One other cool feature in Spark 2.0 is that you can only not get push notifications on your iPhone to remind you when to drink some water, but the bottle itself actually glows, thanks to a set of multicoloured LEDs in the sensor rod. Both push notification and glow notifications can be configured separately to remind you each time you need to drink, or only if you’ve fallen behind in progressing toward your daily goal. A “Celebration Glow” can also have the bottle light up when you meet your goal, and there are eleven different glow patterns to choose from.
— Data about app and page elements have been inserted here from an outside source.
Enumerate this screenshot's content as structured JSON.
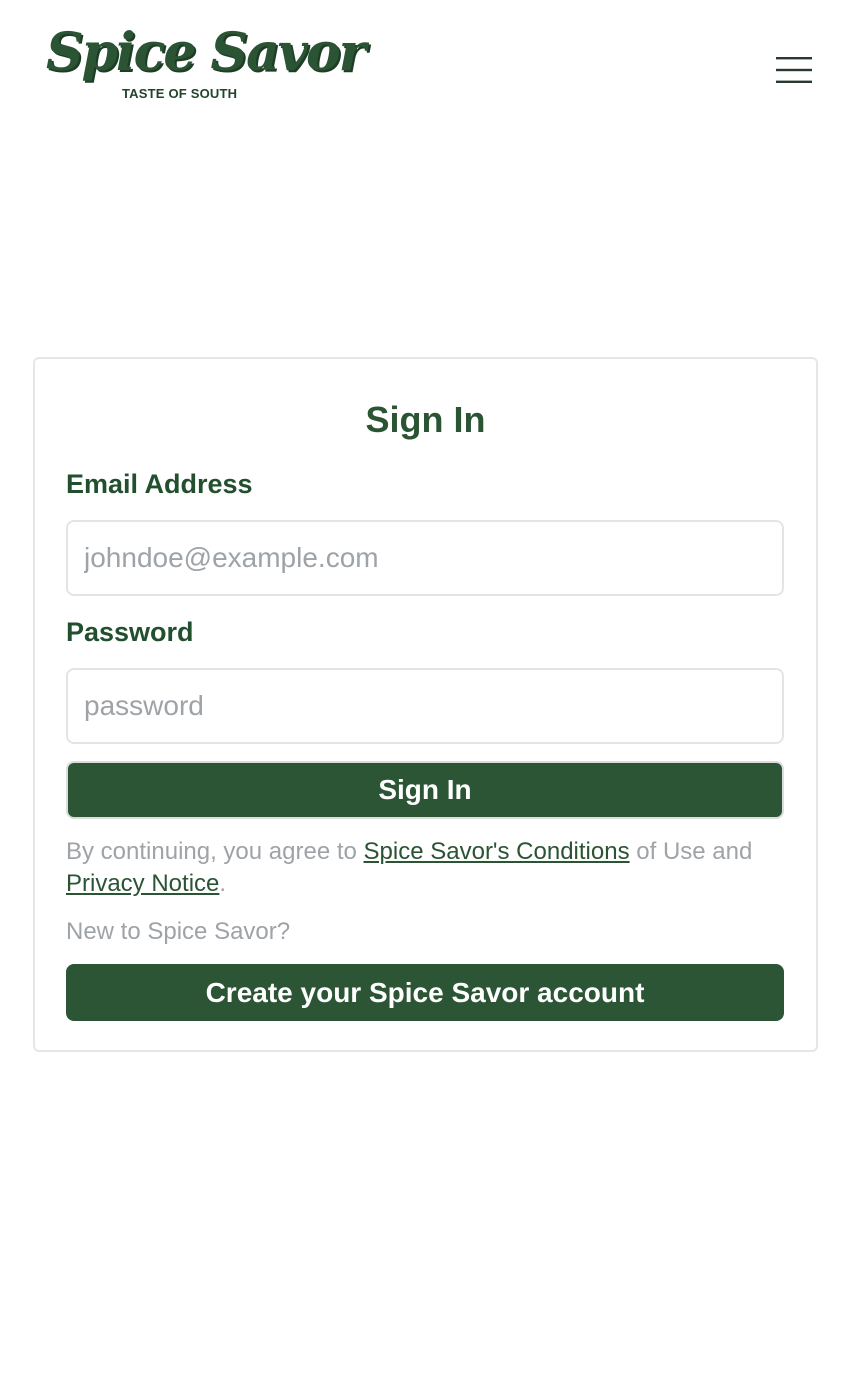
{
  "header": {
    "logo_name": "Spice Savor",
    "logo_tagline": "TASTE OF SOUTH",
    "menu_icon": "hamburger-menu-icon"
  },
  "signin": {
    "title": "Sign In",
    "email_label": "Email Address",
    "email_placeholder": "johndoe@example.com",
    "email_value": "",
    "password_label": "Password",
    "password_placeholder": "password",
    "password_value": "",
    "submit_label": "Sign In",
    "terms_prefix": "By continuing, you agree to ",
    "terms_link": "Spice Savor's Conditions",
    "terms_middle": " of Use and ",
    "privacy_link": "Privacy Notice",
    "terms_suffix": ".",
    "new_user_text": "New to Spice Savor?",
    "create_account_label": "Create your Spice Savor account"
  },
  "colors": {
    "brand_green": "#2b5535",
    "muted_text": "#9ea3a8",
    "border": "#e4e4e4"
  }
}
Wake and sleep times can also be set in the app to ensure that the bottle only glows when you’re awake; these settings also impact how your progress toward your daily goal is calculated.
Hidrate has also gone the extra mile here in terms of third-party integrations, offering not only a full tie-in with Apple’s HealthKit, but also support for Fitbit, Under Armour, Withings, and Jawbone Up. In the case of HealthKit, Hidrate will write water intake data into the “Nutrition” section of your Health app and read step tracking information to help determine your activity level to recommend hydration goals for each day.
Hidrate Spark 2.0 definitely sets a new bar for smart water bottles, and it’s clear that the company has put a lot of thought and effort in here — it’s a well-designed and attractive solution with a great app, and we have no hesitation that if you’re looking for a smart water bottle, Spark 2.0 should be at the top of your list. However, we’d be remiss if we didn’t admit that it’s a pretty big “if”; we’re still not really convinced that smart water bottles even need to be a thing, especially at a $55 price tag compared to a $10 water bottle and a sub-$3 iPhone or Apple Watch app. That said, however, if you’re concerned about keeping track of your water intake, or need to for medical reasons, and willing to spend the money, Hidrate Spark 2.0 is definitely worth a look, and therefore worthy of our Limited Recommendation.
Company and Price
Model: Hidrate Spark 2.0